H.O. Duncan decried them as 'Monstrosities', setting a poor example for the public, and arguments such as this have altered the course of motorcycle evolution in the past 100 years in significant ways. When, in the course of racing development, designers have reached for extreme measures in the quest for advantage (ie, enhancements which bore no relationship with 'utility'), the forces of Rationality and Production-Based competition have raised the alarm and banned them. Thus, initially, engine capacity was restricted in racing to standardized formulas. In some areas, 'Works' machines were restricted - racing had to be conducted with 'same as you can buy' motorcycles. Then, as supercharging came to the fore, it was banned as well. When the number of cylinders grew to six and more in GP racing, restrictions on engine complexity were enacted. When the number of gears on lightweight racers reached 12 or more, gearboxes were limited to 6 ratios. Most recently, when the world no longer drove two-strokes, GP racing moved to four-stroke engines.

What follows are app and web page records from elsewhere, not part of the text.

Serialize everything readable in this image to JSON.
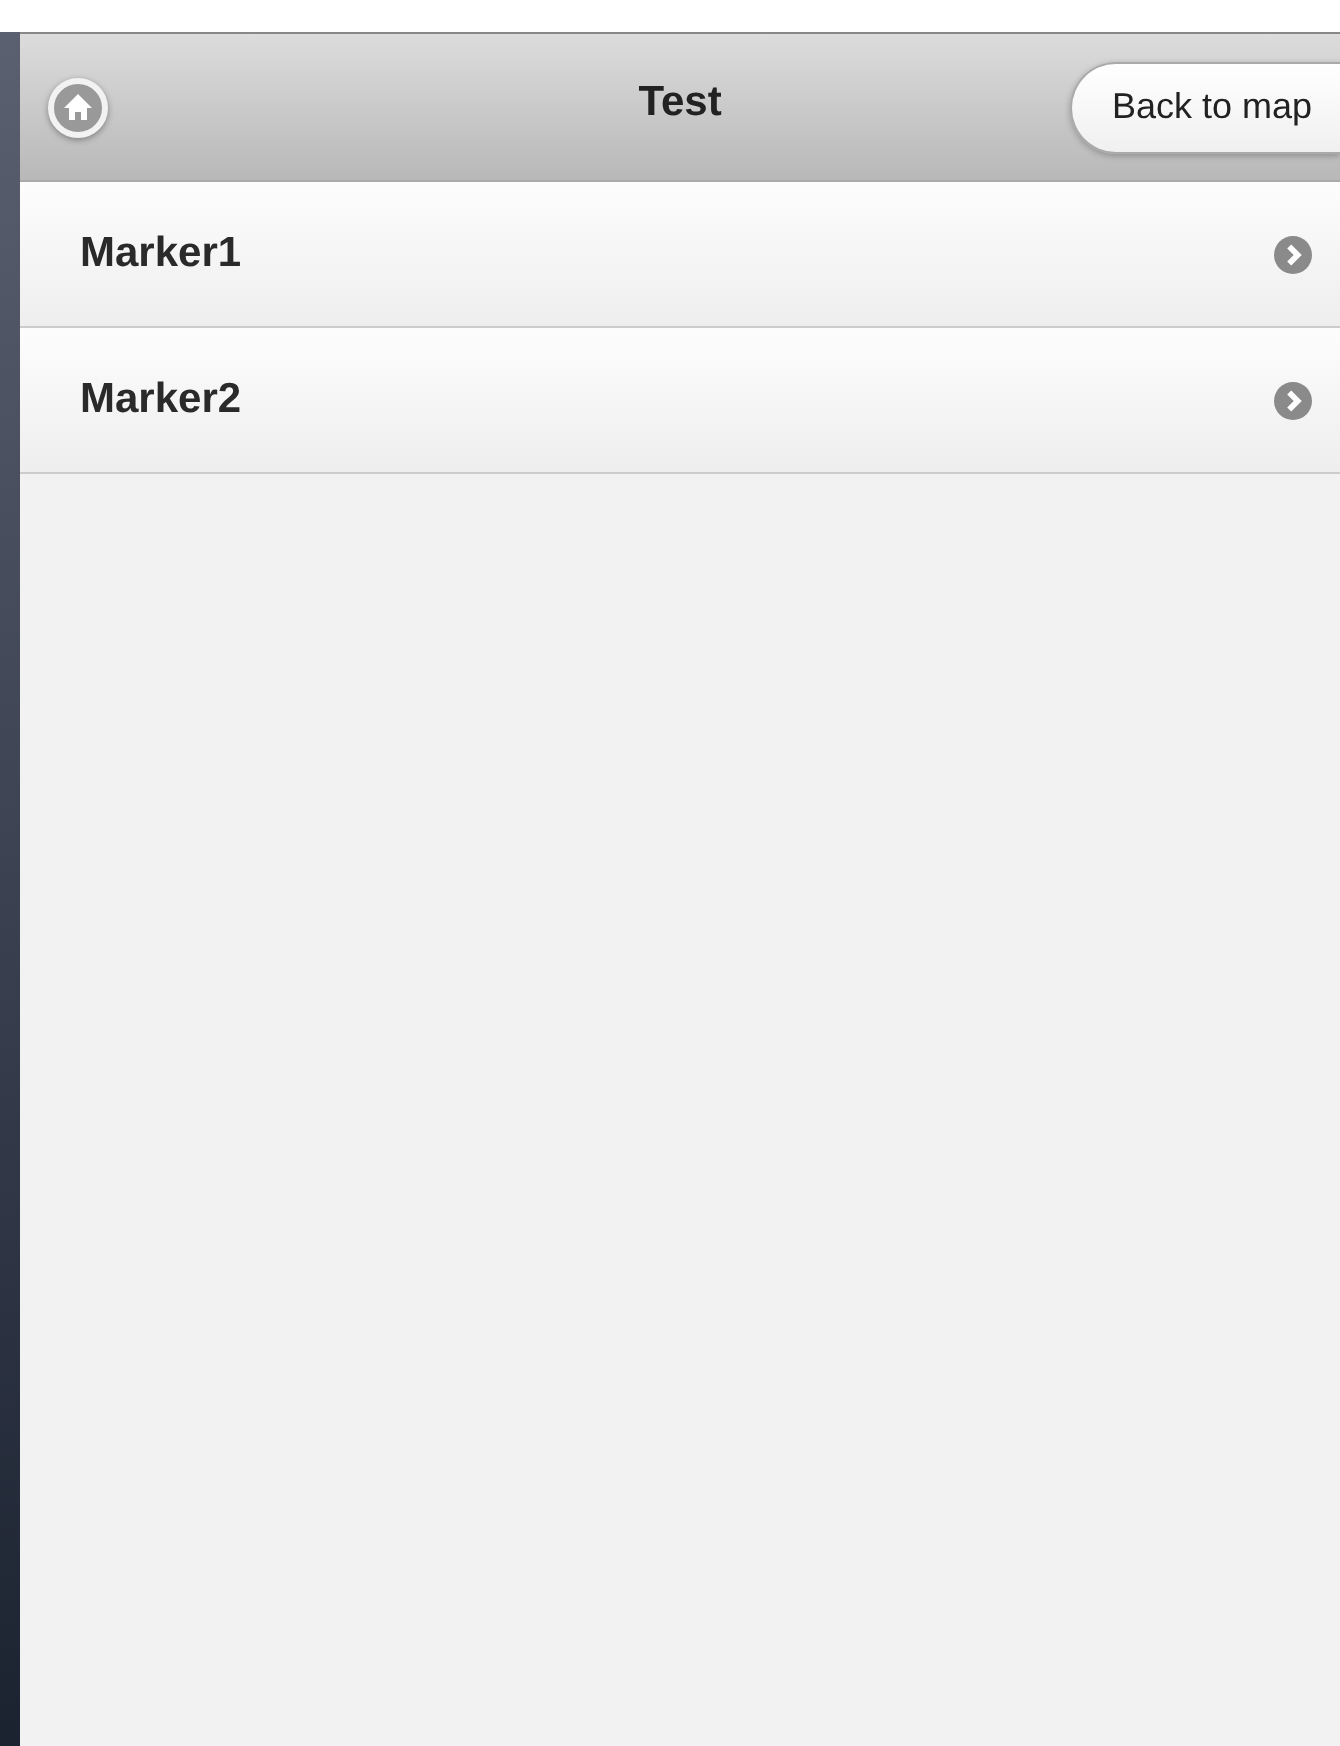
{
  "header": {
    "title": "Test",
    "back_button": "Back to map"
  },
  "list": [
    {
      "label": "Marker1"
    },
    {
      "label": "Marker2"
    }
  ]
}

The impact of these 'corrections' was certainly felt in the design studios, and focussed the industry on the betterment of the Motorcycle per se. As the public justification for racing has always been to 'improve the breed', these restrictions have kept us true to our word at least (although we know that racing is fun regardless of any purported Greater Good!).
Glenn Curtiss postcard from 1907, also from 'Golden Age of Postcards'
Reproduction Curtiss V-8 (you know you want one), from the Curtiss Museum website
Of course, it wasn't just the French who built Monsters; the American Glenn Curtiss (above) installed an experimental 40hp (6,000cc) V-8 aircraft engine of his own make, into what may have been the earliest duplex-loop frame. In 1907, he took his shaft-drive machine to Ormond Beach in Florida, and clocked 136.8mph one-way, making him the fastest man in any vehicle at the time. The shaft broke on the return run, but Curtiss was satisfied, and in fact his record remained unbeaten for 23 years! The machine now sits in the Smithsonian Institution.

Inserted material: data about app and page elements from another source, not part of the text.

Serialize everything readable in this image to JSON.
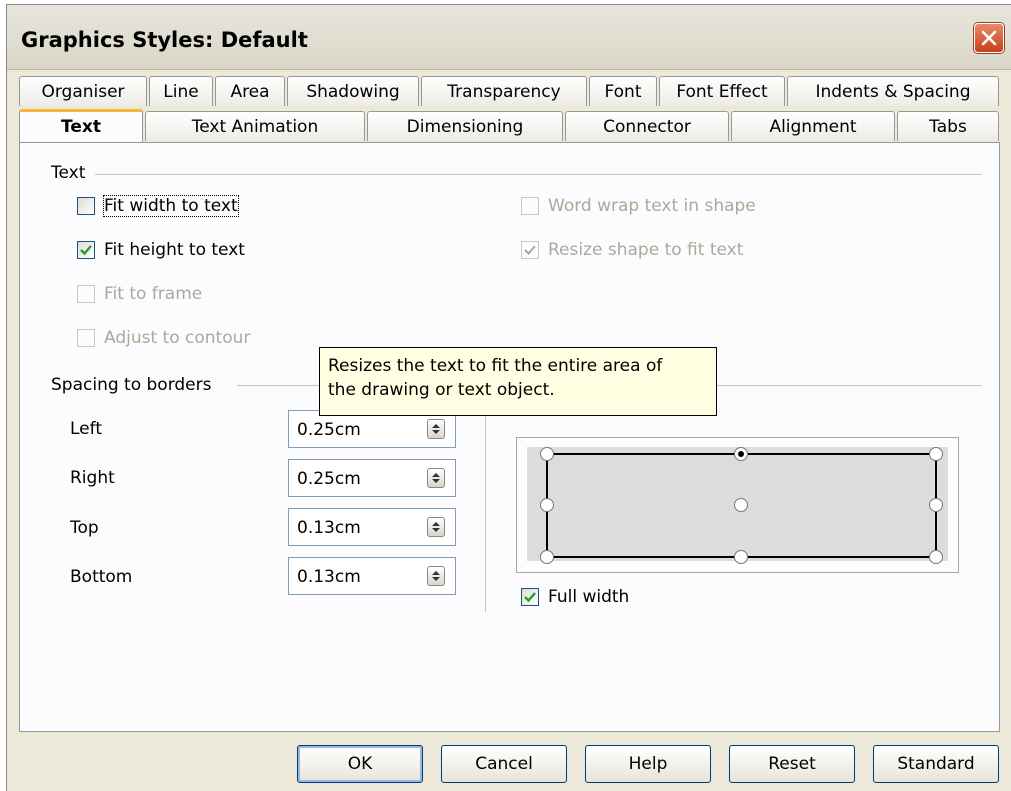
{
  "window": {
    "title": "Graphics Styles: Default"
  },
  "tabs": {
    "row1": [
      "Organiser",
      "Line",
      "Area",
      "Shadowing",
      "Transparency",
      "Font",
      "Font Effect",
      "Indents & Spacing"
    ],
    "row2": [
      "Text",
      "Text Animation",
      "Dimensioning",
      "Connector",
      "Alignment",
      "Tabs"
    ],
    "active": "Text"
  },
  "text_group": {
    "label": "Text",
    "fit_width": {
      "label": "Fit width to text",
      "checked": false
    },
    "fit_height": {
      "label": "Fit height to text",
      "checked": true
    },
    "fit_frame": {
      "label": "Fit to frame",
      "checked": false,
      "enabled": false
    },
    "adjust_contour": {
      "label": "Adjust to contour",
      "checked": false,
      "enabled": false
    },
    "word_wrap": {
      "label": "Word wrap text in shape",
      "checked": false,
      "enabled": false
    },
    "resize_shape": {
      "label": "Resize shape to fit text",
      "checked": true,
      "enabled": false
    }
  },
  "spacing_group": {
    "label": "Spacing to borders",
    "fields": [
      {
        "label": "Left",
        "value": "0.25cm"
      },
      {
        "label": "Right",
        "value": "0.25cm"
      },
      {
        "label": "Top",
        "value": "0.13cm"
      },
      {
        "label": "Bottom",
        "value": "0.13cm"
      }
    ]
  },
  "anchor": {
    "selected": "top-center",
    "full_width": {
      "label": "Full width",
      "checked": true
    }
  },
  "tooltip": {
    "line1": "Resizes the text to fit the entire area of",
    "line2": "the drawing or text object."
  },
  "buttons": {
    "ok": "OK",
    "cancel": "Cancel",
    "help": "Help",
    "reset": "Reset",
    "standard": "Standard"
  },
  "colors": {
    "accent_tab": "#f3b73c",
    "check": "#21a121",
    "tooltip_bg": "#ffffe1",
    "close": "#c6401c"
  }
}
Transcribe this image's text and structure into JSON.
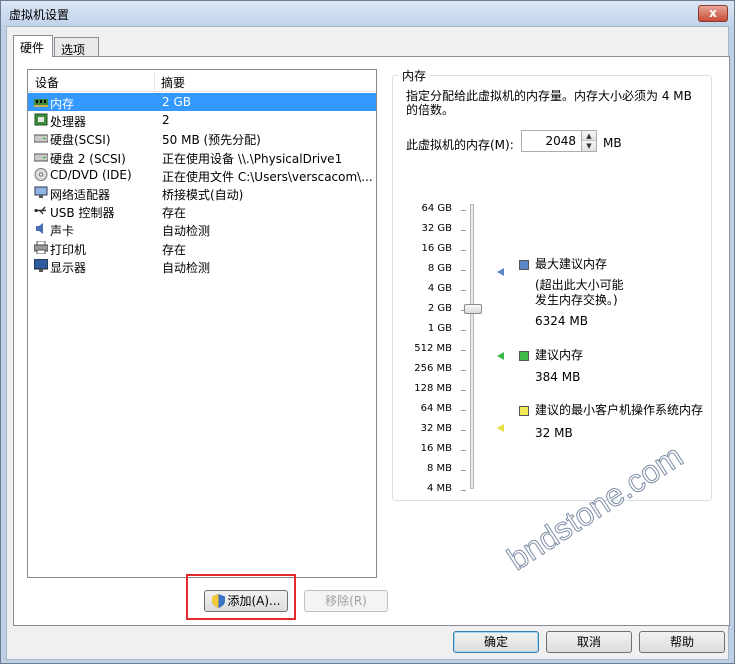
{
  "window": {
    "title": "虚拟机设置",
    "close_label": "x"
  },
  "tabs": [
    {
      "label": "硬件"
    },
    {
      "label": "选项"
    }
  ],
  "device_list": {
    "headers": {
      "device": "设备",
      "summary": "摘要"
    },
    "rows": [
      {
        "name": "内存",
        "summary": "2 GB",
        "icon": "memory-icon",
        "selected": true
      },
      {
        "name": "处理器",
        "summary": "2",
        "icon": "processor-icon"
      },
      {
        "name": "硬盘(SCSI)",
        "summary": "50 MB (预先分配)",
        "icon": "hard-disk-icon"
      },
      {
        "name": "硬盘 2 (SCSI)",
        "summary": "正在使用设备 \\\\.\\PhysicalDrive1",
        "icon": "hard-disk-icon"
      },
      {
        "name": "CD/DVD (IDE)",
        "summary": "正在使用文件 C:\\Users\\verscacom\\...",
        "icon": "cd-dvd-icon"
      },
      {
        "name": "网络适配器",
        "summary": "桥接模式(自动)",
        "icon": "network-adapter-icon"
      },
      {
        "name": "USB 控制器",
        "summary": "存在",
        "icon": "usb-icon"
      },
      {
        "name": "声卡",
        "summary": "自动检测",
        "icon": "sound-card-icon"
      },
      {
        "name": "打印机",
        "summary": "存在",
        "icon": "printer-icon"
      },
      {
        "name": "显示器",
        "summary": "自动检测",
        "icon": "display-icon"
      }
    ]
  },
  "buttons": {
    "add": "添加(A)...",
    "remove": "移除(R)",
    "ok": "确定",
    "cancel": "取消",
    "help": "帮助"
  },
  "memory_panel": {
    "title": "内存",
    "description": "指定分配给此虚拟机的内存量。内存大小必须为 4 MB 的倍数。",
    "memory_label": "此虚拟机的内存(M):",
    "memory_value": "2048",
    "memory_unit": "MB",
    "scale_labels": [
      "64 GB",
      "32 GB",
      "16 GB",
      "8 GB",
      "4 GB",
      "2 GB",
      "1 GB",
      "512 MB",
      "256 MB",
      "128 MB",
      "64 MB",
      "32 MB",
      "16 MB",
      "8 MB",
      "4 MB"
    ],
    "slider_value_mb": 2048,
    "legend": {
      "max": {
        "title": "最大建议内存",
        "note_line1": "(超出此大小可能",
        "note_line2": "发生内存交换。)",
        "value": "6324 MB",
        "color": "#5b86c6"
      },
      "recommended": {
        "title": "建议内存",
        "value": "384 MB",
        "color": "#3fb94a"
      },
      "min_guest": {
        "title": "建议的最小客户机操作系统内存",
        "value": "32 MB",
        "color": "#f3ea59"
      }
    }
  },
  "watermark": "bndstone.com",
  "colors": {
    "selection": "#3399ff",
    "highlight_box": "#e32b2b"
  }
}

Dave Richmond from the Isle of Wight sent this article; he currently hosts 'The Engine Room' blog):
"Hi there, fellow motorcycle obsessive; while reading your blog mention of cycle pacers [in the Board Track Racing on Film post] I thought you might like the following, published in The Motor Cycle 105 years ago...I had the huge good fortune to write for The Motor Cycle in its final years, and developed a habit of photocopying articles that tickled my fancy. I'm now semi-retired and am collating them into what might become a book, or blog. I look forward to seeing the pics on your fine blog in due course, and would be happy to send you some more snippets. Like you, I was a regular visitor to Verralls many moons ago at the Tooting site. Happy days."
Thanks Dave!


Anonymous said...

Hi Paul,
Speaking of monstrosities, one of my all time favorites is the Wolseley Gyro Car. How could it turn? At least you could take your mates along.

C-ya, Jer

vintagent said...

Hmmm, I'll start collecting images of other 'Monsters' for a new post.

Anonymous said...

'Happy 200,000th Visitor!'
Well done mate - great site, well deserved frequency of hits.


Anonymous said...

I have absolutely adored browsing the Vintagent for a good while now ...... and every now and then, I hope with your blessing, I pop a pic onto my hard drive.

The one I attached was on my screen-saver the other day when a firned noticed it and wanted to know more. Sadly, at the time I wasn't in the habit of retaining the link to the originating blog.

If I were to let you have an insight into the wonderful esoteric world of the Hurley-Pugh, which may keep you amused for a few moments, would you please let me know if you recognise the photo as one of yours and remind me of the context?

Thanks awfully :)

John C Brown
Hull, UK.